I have successfully argued that the jurisdiction of the Magistrates Court of Western Australia, and by implication the District Court of Western Australia, is narrower than the Police and the Director of Public Prosecutions have always contended.
I acted for an objector who had just over $182,000 cash frozen under the Criminal Property Confiscation Act 2000. The freezing notice (issued by a Justice of the Peace, but drafted by and on the application of WA Police) nominated the Magistrates Court as the relevant Court in which any objection to confiscation of frozen property must be lodged. My client had complied and lodged his objection in that Court.
The freezing notice specified the Magistrates Court on the basis that the Police described the $182,000 as 13 discrete bundles of cash, and each bundle being less than the Magistrates Court’s jurisdictional limit (namely $75,000). This was in accordance with a long-standing practice of the WA Police Proceeds of Crime Squad, and which was clearly sanctioned by the Director of Public Prosecutions.
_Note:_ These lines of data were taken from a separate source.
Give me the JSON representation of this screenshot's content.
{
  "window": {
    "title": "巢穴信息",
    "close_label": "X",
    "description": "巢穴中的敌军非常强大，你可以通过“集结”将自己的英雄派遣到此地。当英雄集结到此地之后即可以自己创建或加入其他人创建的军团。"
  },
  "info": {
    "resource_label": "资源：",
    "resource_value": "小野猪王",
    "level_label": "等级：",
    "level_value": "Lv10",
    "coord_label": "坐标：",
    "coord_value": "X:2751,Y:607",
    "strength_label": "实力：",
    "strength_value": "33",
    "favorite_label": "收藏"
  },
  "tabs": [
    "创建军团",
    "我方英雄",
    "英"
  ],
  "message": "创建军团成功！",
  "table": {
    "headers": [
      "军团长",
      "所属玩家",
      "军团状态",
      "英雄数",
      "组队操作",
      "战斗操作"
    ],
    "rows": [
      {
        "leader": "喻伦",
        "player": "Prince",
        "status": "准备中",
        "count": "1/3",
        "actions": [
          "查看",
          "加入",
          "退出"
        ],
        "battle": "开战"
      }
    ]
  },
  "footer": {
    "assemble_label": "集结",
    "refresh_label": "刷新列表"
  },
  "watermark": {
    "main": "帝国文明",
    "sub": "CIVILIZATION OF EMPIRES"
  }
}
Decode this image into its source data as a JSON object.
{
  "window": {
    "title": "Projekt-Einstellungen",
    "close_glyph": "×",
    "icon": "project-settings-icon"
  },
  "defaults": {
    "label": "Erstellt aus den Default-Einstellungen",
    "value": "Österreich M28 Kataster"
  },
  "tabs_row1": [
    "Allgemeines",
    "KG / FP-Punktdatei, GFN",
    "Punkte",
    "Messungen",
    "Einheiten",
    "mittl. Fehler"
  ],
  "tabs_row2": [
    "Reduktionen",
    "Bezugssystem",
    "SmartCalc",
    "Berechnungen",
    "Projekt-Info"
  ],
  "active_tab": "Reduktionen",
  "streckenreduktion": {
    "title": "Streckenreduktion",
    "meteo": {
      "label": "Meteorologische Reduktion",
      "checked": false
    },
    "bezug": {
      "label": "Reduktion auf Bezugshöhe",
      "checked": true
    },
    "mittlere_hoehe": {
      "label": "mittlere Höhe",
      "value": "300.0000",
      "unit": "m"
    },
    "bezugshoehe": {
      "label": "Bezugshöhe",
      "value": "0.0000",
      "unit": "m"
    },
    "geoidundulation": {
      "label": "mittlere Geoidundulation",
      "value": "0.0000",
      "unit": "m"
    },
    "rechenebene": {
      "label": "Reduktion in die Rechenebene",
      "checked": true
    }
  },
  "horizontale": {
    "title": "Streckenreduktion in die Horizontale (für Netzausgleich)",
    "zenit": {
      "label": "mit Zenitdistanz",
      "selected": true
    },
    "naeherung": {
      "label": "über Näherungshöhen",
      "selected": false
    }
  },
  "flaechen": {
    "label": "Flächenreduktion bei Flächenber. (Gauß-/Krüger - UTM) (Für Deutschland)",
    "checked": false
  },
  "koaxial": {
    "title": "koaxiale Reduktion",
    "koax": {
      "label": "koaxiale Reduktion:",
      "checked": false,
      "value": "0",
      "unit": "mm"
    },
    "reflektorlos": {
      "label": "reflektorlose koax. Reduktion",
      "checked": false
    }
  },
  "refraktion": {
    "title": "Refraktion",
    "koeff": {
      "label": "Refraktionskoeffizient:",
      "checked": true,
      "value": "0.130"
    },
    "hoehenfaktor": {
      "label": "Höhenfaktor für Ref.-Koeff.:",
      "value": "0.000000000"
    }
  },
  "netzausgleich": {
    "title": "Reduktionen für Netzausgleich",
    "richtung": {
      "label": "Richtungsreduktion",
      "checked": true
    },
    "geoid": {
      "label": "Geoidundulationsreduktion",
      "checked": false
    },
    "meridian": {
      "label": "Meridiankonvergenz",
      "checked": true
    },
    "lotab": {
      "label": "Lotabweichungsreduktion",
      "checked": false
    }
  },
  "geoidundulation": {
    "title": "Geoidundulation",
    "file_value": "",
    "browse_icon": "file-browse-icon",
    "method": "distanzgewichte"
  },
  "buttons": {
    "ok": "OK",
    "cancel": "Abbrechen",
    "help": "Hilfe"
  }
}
The practice had the artificial effect of pushing a number of matters that belonged in the District Court into the Magistrates Court and some matters that belonged in the Supreme Court into the District Court.
In reasons published on 12 October 2017, Davis DCJ upheld my primary argument that s 101 of the Criminal Property Confiscation Act 2000 is directing the Court to determine whether the total value of all the property the subject of the objection exceeds the jurisdictional limit of the Court in question.
Section 101 relevantly provides:
(1) The Supreme Court has jurisdiction in any proceedings under this Act.
(2) The District Court has jurisdiction in any proceedings under this Act in connection with property if —
(a) the property is not registrable real property; and
(b) the value of the property is not more than the jurisdictional limit (within the meaning of section 6 of the District Court of Western Australia Act 1969) [$750,000].
(3) The Magistrates Court has jurisdiction in proceedings under this Act in connection with property if —
(a) the property is not registrable real property; and
(b) the value of the property is not more than the jurisdictional limit (within the meaning of section 4 of the Magistrates Court (Civil Proceedings) Act 2004) [$75,000].
(4) Despite subsection (3), the Magistrates Court has no jurisdiction in proceedings for an unexplained wealth declaration or an examination order.
(5) Despite subsections (3) and (4), if both the applicant and the respondent consent, the Magistrates Court may hear and determine —
(a) an objection
Obviously my client did not consent to the Magistrates Court determining his objection.
Her Honour’s full reasons are the subject of a limited non-publication order1 to preserve the integrity of my client’s upcoming jury trial. The central passage of her Honour’s reasoning was:
 There is, in my view, no reason to interpret ‘the property’ in s 101(3)(b) of the CPCA as a reference to each individual item of property as particularised in a freezing notice. In my view ‘the property’ spoken about in s 101(3)(b) can only mean the property the subject of the ‘proceedings under this Act in connection with property’ in the opening words of s 101(3). In this case, the ‘proceedings’ are those commenced by the filing of the objections relating to the whole of the property in the freezing notice.
 It is the total value of the property in issue in the proceedings, once the objection is filed, that determines jurisdiction and not how the property is set out or particularised in the freezing notice.
Accordingly her Honour granted my client’s application under s 39(2) of the Magistrates Court (Civil Proceedings) Act 2004 to transfer the objection to the District Court. These being civil proceedings her Honour also ordered the State to pay my client’s legal costs associated with the transfer application immediately in the sum of $12,500.
Great care must still be taken in advising anyone served with a freezing notice. The freezing notice will specify the Court to which an objection must be made. That direction may be to file the objection in a Court that does not have jurisdiction to deal with the objection. But that in my view does not justify an objector from disregarding the statutory direction in s 35(1)(e) to file the objection in the Court specified in the notice.2
The single most important thing when dealing with CPCA matters is to ensure that a valid objection is filed within 28 days of service of the freezing notice on the client (or 28 days from when they become aware or could reasonably be expected to have become aware of the notice).3 Failure to comply will result in automatic (and irreversible) confisaction to the State under s 7(1). Note that despite its simple wording the 28 day time limit cannot be extended under s 79(4).4
Nothing in the above constitutes legal advice. It is provided for general information only.
The reasons can be supplied to “Any legal practitioner or judicial officer dealing with proceedings under the Criminal Property Confiscation Act 2000”. The reasons were published as …. v State of Western Australia  WADC 133 ↩
Davis DCJ made passing reference to this at  of her reasons. ↩
See s 79(2),(3). ↩
Centurion Trust Company Limited v DPP (WA)  WASCA 133 at  (Buss JA),  (Owen JA). Centurion Trust Company Limited v DPP (WA)  WASCA 97 at  (McLure JA),  (Owen JA). ↩